It makes sense to me as well! I’d count the actual arithmetic instructions in the PTX code, as I think that is the number of instructions relevant for latency hiding.

However, the book on ‘Programming Massively Parallel Processors’ defines the CGMA as:

“…compute to global memory access (CGMA) ratio, defined as the number of floating-point calculations performed for each access to the global memory within a region of a CUDA program.”

and for the matrix multiply kernel, they say:

"The most important part of the kernel in terms of execution time is the for loop that performs dot product calculations. In every iteration of this loop, two global memory accesses are

performed for one floating-point multiplication and one floating-point addition. Thus, the ratio of floating-point calculation to the global memory access operation is 1 to 1, or 1.0."

I’m really curious about a few questions:

  • why is the the dot product calculated as “floating-point multiplication and one floating-point addition”, when it is replaced by a fused floating-point MAD?

  • what to do with integer arithmetics?

  • how do you define/select the region of a CUDA program; is there a reason not to take the auxiliary arithmetic ops (address calculation) into account? (except for making it easier ;)

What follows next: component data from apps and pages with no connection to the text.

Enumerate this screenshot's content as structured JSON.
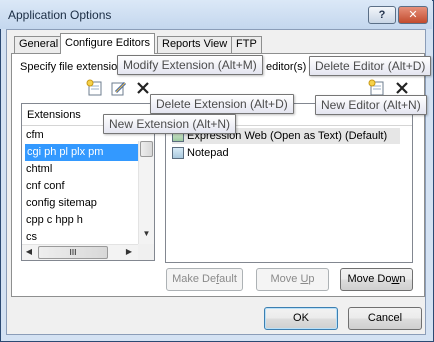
{
  "window": {
    "title": "Application Options",
    "help_label": "?",
    "close_label": "✕"
  },
  "tabs": [
    {
      "label": "General"
    },
    {
      "label": "Configure Editors"
    },
    {
      "label": "Reports View"
    },
    {
      "label": "FTP"
    }
  ],
  "panel": {
    "description_left": "Specify file extensio",
    "description_right": "editor(s)"
  },
  "extensions": {
    "header": "Extensions",
    "items": [
      "cfm",
      "cgi ph pl plx pm",
      "chtml",
      "cnf conf",
      "config sitemap",
      "cpp c hpp h",
      "cs"
    ],
    "selected_index": 1,
    "scroll_h_grip": "III"
  },
  "editors": {
    "items": [
      {
        "label": "Expression Web (Open as Text) (Default)"
      },
      {
        "label": "Notepad"
      }
    ]
  },
  "tooltips": {
    "modify_extension": "Modify Extension (Alt+M)",
    "delete_editor": "Delete Editor (Alt+D)",
    "delete_extension": "Delete Extension (Alt+D)",
    "new_editor": "New Editor (Alt+N)",
    "new_extension": "New Extension (Alt+N)"
  },
  "buttons": {
    "make_default": {
      "pre": "Make De",
      "key": "f",
      "post": "ault"
    },
    "move_up": {
      "pre": "Move ",
      "key": "U",
      "post": "p"
    },
    "move_down": {
      "pre": "Move Do",
      "key": "w",
      "post": "n"
    },
    "ok": "OK",
    "cancel": "Cancel"
  }
}
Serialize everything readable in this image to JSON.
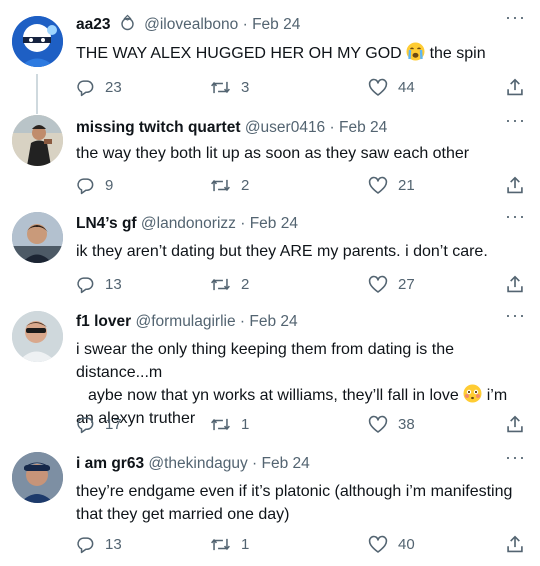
{
  "tweets": [
    {
      "name": "aa23",
      "has_badge": true,
      "handle": "@ilovealbono",
      "date": "Feb 24",
      "text_before": "THE WAY ALEX HUGGED HER OH MY GOD ",
      "emoji": "crying-face",
      "text_after": " the spin",
      "replies": "23",
      "retweets": "3",
      "likes": "44"
    },
    {
      "name": "missing twitch quartet",
      "handle": "@user0416",
      "date": "Feb 24",
      "text": "the way they both lit up as soon as they saw each other",
      "replies": "9",
      "retweets": "2",
      "likes": "21"
    },
    {
      "name": "LN4’s gf",
      "handle": "@landonorizz",
      "date": "Feb 24",
      "text": "ik they aren’t dating but they ARE my parents. i don’t care.",
      "replies": "13",
      "retweets": "2",
      "likes": "27"
    },
    {
      "name": "f1 lover",
      "handle": "@formulagirlie",
      "date": "Feb 24",
      "line1": "i swear the only thing keeping them from dating is the distance...m",
      "line2": "aybe now that yn works at williams, they’ll fall in love ",
      "emoji": "flushed-face",
      "line2_after": "  i’m",
      "line3": "an alexyn truther",
      "replies": "17",
      "retweets": "1",
      "likes": "38"
    },
    {
      "name": "i am gr63",
      "handle": "@thekindaguy",
      "date": "Feb 24",
      "line1": "they’re endgame even if it’s platonic (although i’m manifesting",
      "line2": "that they get married one day)",
      "replies": "13",
      "retweets": "1",
      "likes": "40"
    }
  ],
  "separator": "·",
  "more_label": "···",
  "colors": {
    "text": "#0f1419",
    "secondary": "#536471",
    "thread_line": "#cfd9de",
    "emoji_yellow": "#ffcc33"
  }
}
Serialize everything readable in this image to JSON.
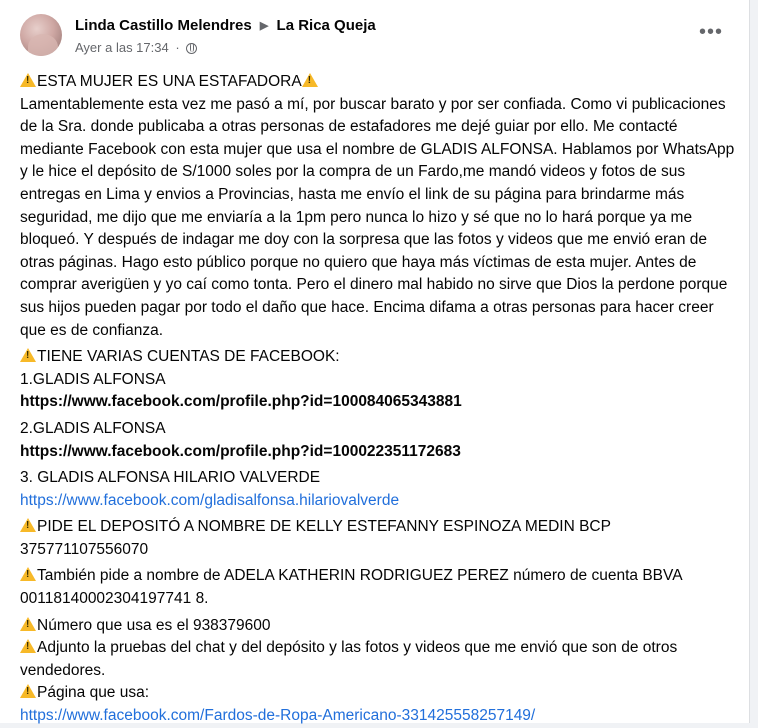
{
  "post": {
    "author": "Linda Castillo Melendres",
    "group": "La Rica Queja",
    "timestamp": "Ayer a las 17:34",
    "separator_dot": "·",
    "more_label": "•••"
  },
  "icons": {
    "avatar": "profile-photo",
    "arrow": "triangle-right-icon",
    "privacy": "globe-icon",
    "warning": "warning-icon",
    "warning_color": "#f7b928",
    "link_color": "#216fdb"
  },
  "content": {
    "title": "ESTA MUJER ES UNA ESTAFADORA",
    "p1": "Lamentablemente esta vez me pasó a mí, por buscar barato y por ser confiada. Como vi publicaciones de la Sra. donde publicaba a otras personas de estafadores me dejé guiar por ello. Me contacté mediante Facebook con esta mujer que usa el nombre de GLADIS ALFONSA. Hablamos por WhatsApp y le hice el depósito de S/1000 soles por la compra de un Fardo,me mandó videos y fotos de sus entregas en Lima y envios a Provincias, hasta me envío el link de su página para brindarme más seguridad, me dijo que me enviaría a la 1pm pero nunca lo hizo y sé que no lo hará porque ya me  bloqueó. Y después de indagar me doy con la sorpresa que las fotos y videos que me envió eran de otras páginas. Hago esto público porque no quiero que haya más víctimas de esta mujer. Antes de comprar averigüen y yo caí como tonta. Pero el dinero mal habido no sirve que Dios la perdone porque sus hijos pueden pagar por todo el daño que hace. Encima difama a otras personas para hacer creer que es de confianza.",
    "accounts_heading": "TIENE VARIAS CUENTAS DE FACEBOOK:",
    "acc1_name": " 1.GLADIS ALFONSA",
    "acc1_url": "https://www.facebook.com/profile.php?id=100084065343881",
    "acc2_name": "2.GLADIS ALFONSA",
    "acc2_url": "https://www.facebook.com/profile.php?id=100022351172683",
    "acc3_name": "3. GLADIS ALFONSA HILARIO VALVERDE",
    "acc3_url": "https://www.facebook.com/gladisalfonsa.hilariovalverde",
    "deposit_note": "PIDE EL DEPOSITÓ A NOMBRE DE KELLY ESTEFANNY ESPINOZA MEDIN BCP 375771107556070",
    "deposit_note2": "También pide a nombre de ADELA KATHERIN RODRIGUEZ PEREZ número de cuenta BBVA 00118140002304197741 8.",
    "phone_note": "Número que usa es el 938379600",
    "attach_note": "Adjunto la pruebas del chat y del depósito y las fotos y videos que me envió que son de otros vendedores.",
    "page_label": "Página que usa:",
    "page_url": "https://www.facebook.com/Fardos-de-Ropa-Americano-331425558257149/"
  }
}
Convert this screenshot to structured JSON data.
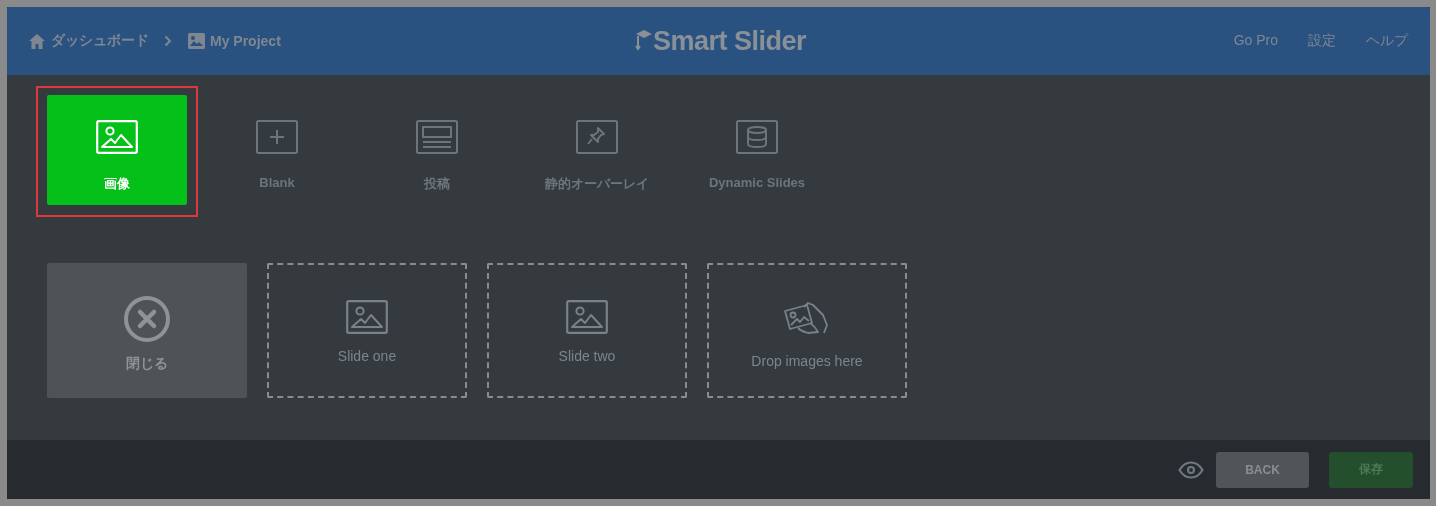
{
  "header": {
    "breadcrumbs": [
      {
        "label": "ダッシュボード",
        "kind": "home"
      },
      {
        "label": "My Project",
        "kind": "project"
      }
    ],
    "logo": "Smart Slider",
    "links": [
      "Go Pro",
      "設定",
      "ヘルプ"
    ]
  },
  "slide_types": [
    {
      "label": "画像",
      "kind": "image",
      "selected": true
    },
    {
      "label": "Blank",
      "kind": "blank",
      "selected": false
    },
    {
      "label": "投稿",
      "kind": "post",
      "selected": false
    },
    {
      "label": "静的オーバーレイ",
      "kind": "pin",
      "selected": false
    },
    {
      "label": "Dynamic Slides",
      "kind": "database",
      "selected": false
    }
  ],
  "slides": [
    {
      "label": "閉じる",
      "kind": "close"
    },
    {
      "label": "Slide one",
      "kind": "slide"
    },
    {
      "label": "Slide two",
      "kind": "slide"
    },
    {
      "label": "Drop images here",
      "kind": "drop"
    }
  ],
  "footer": {
    "buttons": [
      {
        "label": "BACK",
        "kind": "back"
      },
      {
        "label": "保存",
        "kind": "save"
      }
    ]
  }
}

of course, in this example there is a for loop in the kernel body, so for large number of iterations the address arithmetic does not contribute much to the total number…but what if you had a rather small kernel (without a for loop), or you have to calculate a new address in every loop iteration?

It’d be great if somebody from NVIDIA could help shed some light on this CGMA calculation ;)

I don’t know if it is exactly what you are looking for, but this presentation gives lots of hints and tips to see if you can do something to improve performance. Also calculating instructions per memory load

http://www.nvidia.com/content/PDF/sc_2010/CUDA_Tutorial/SC10_Analysis_Driven_Optimization.pdf

I don’t know if it is exactly what you are looking for, but this presentation gives lots of hints and tips to see if you can do something to improve performance. Also calculating instructions per memory load

http://www.nvidia.com/content/PDF/sc_2010/CUDA_Tutorial/SC10_Analysis_Driven_Optimization.pdf